While acknowledging that the recent deterioration in the outlook for the global economy and heightened domestic tensions had placed the South African economy under renewed pressure, Minister Gordhan emphasised that South Africa is in a stable fiscal position. In a bid to reassure investors the Minister noted that National Treasury would continue to manage government finances in a prudent and countercyclical manner and that contrary to rating agencies suggestion, no significant measures to change the current fiscal trajectory are required.
Reflecting more challenging economic conditions, National Treasury revised its GDP forecast lower and now expects the economy to expand by 2.5% y/y in 2012 and 3.0% in 2013 ( as compared to 2.7% and 3.6% previously). In light of slower than anticipated growth, the South African Revenue Service(SARS) has also revised its revenue targets for the next three fiscal years downwards, the revenue target for 2012/13 has been lowered by R5 billion.
Downward Revision to GDP Forecasts
Following on from the February budget, limiting growth in overall expenditure was again one of the central themes. In particular, the reprioritisation of funds to reflect key priorities and greater expenditure discipline were stressed. It was encouraging to hear, that despite a higher-than-anticipated public sector wage settlement (above-inflation), overall government spending will be maintained at levels set in the 2012 budget. In order to achieve this R40 billion in spending over the three-year MTEF period has been reprioritised towards infrastructure investment, economic development, education and healthcare. The Minister has also pledged to contain growth in the public sector wage bill over the next three years, with compensation of government employees expected to fall from 35% of total budget revenue currently to 34% in 2015/16.
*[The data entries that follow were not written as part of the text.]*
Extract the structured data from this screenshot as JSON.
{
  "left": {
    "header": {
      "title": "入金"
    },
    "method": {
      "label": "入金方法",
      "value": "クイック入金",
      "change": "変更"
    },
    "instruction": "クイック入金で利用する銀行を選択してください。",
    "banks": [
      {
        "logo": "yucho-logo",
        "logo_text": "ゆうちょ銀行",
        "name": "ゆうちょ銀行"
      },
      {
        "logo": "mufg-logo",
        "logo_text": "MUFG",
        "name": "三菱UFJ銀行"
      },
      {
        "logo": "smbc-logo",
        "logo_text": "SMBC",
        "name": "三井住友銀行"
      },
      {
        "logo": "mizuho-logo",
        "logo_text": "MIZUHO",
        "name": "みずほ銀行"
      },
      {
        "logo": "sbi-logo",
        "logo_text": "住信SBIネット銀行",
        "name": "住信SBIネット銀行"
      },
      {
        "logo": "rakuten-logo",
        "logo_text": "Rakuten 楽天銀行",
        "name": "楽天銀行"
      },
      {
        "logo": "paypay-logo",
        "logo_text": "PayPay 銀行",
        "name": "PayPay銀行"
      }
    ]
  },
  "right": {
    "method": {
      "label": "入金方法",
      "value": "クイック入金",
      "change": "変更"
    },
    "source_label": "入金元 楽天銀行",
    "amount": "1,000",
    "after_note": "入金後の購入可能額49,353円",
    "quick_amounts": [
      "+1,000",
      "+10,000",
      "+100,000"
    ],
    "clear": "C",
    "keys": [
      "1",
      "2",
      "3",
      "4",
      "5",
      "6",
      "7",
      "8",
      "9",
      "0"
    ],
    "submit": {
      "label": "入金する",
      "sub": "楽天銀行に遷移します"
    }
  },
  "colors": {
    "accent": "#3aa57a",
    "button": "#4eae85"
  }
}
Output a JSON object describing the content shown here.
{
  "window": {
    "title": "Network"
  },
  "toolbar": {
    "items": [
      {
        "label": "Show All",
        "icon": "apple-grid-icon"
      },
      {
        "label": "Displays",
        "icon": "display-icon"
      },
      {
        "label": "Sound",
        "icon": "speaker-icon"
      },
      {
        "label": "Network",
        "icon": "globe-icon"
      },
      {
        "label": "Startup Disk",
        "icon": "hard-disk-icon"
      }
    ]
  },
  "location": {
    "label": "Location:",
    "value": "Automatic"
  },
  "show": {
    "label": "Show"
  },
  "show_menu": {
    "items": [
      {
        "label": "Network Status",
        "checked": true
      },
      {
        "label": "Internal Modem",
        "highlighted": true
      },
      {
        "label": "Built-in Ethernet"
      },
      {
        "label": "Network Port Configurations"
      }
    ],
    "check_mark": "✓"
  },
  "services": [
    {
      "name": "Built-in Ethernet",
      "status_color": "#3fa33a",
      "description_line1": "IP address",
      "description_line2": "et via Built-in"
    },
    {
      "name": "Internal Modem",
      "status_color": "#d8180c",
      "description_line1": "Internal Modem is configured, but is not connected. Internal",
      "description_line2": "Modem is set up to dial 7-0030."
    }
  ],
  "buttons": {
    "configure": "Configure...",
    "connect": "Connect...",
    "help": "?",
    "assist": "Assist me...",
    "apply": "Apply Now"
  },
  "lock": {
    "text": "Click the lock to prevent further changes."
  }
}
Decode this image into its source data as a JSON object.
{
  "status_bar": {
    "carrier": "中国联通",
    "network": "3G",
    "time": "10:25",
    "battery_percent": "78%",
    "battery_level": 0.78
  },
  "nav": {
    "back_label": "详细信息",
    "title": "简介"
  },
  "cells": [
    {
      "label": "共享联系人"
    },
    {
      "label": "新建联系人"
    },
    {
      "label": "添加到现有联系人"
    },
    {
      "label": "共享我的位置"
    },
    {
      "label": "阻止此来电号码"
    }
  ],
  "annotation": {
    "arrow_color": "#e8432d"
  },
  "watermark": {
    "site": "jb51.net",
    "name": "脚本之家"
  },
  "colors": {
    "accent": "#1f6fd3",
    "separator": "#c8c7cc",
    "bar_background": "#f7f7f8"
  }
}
Forecast Government Revenue and Expenditure
With slower growth in tax revenues forecast, Treasury expects the budget deficit to widen to 4.8% of GDP this fiscal year (as compared to 4.6% forecast in February). A gradual in reduction in the budget deficit to 3.1% of GDP in 2015/16 is forecast which will allow government to maintain a debt-to-GDP ratio of just below 40% within the MTEF period.
From a policy perspective, the budget was very much “business as usual” with no significant interventions or revenue initiatives announced. While for the moment National Treasury is relying on spending restraint to reduce the budget deficit and maintain a sustainable debt levels, they cautioned that should the outlook for the economy deteriorate further, higher taxes may be considered.
Given the more constrained budget, it appears likely that the implementation of more ambitious policy initiatives will be postponed - for example there was little mention of the National Health Insurance (NHI) scheme. In an attempt to promote greater efficiency and transparency in spending, additional checks will be introduced.
The focus in the MTBPS was on maintaining prudent fiscal management; in next year’s budget we hope we hope to see greater emphasis on policies that will help to address South Africa’s longer-term challenges – in particular, the poor quality of basic education, burgeoning youth unemployment and lack of adequate support for small and medium enterprises.
Overall it was a conservative budget, appropriate for an outlook fraught with uncertainty.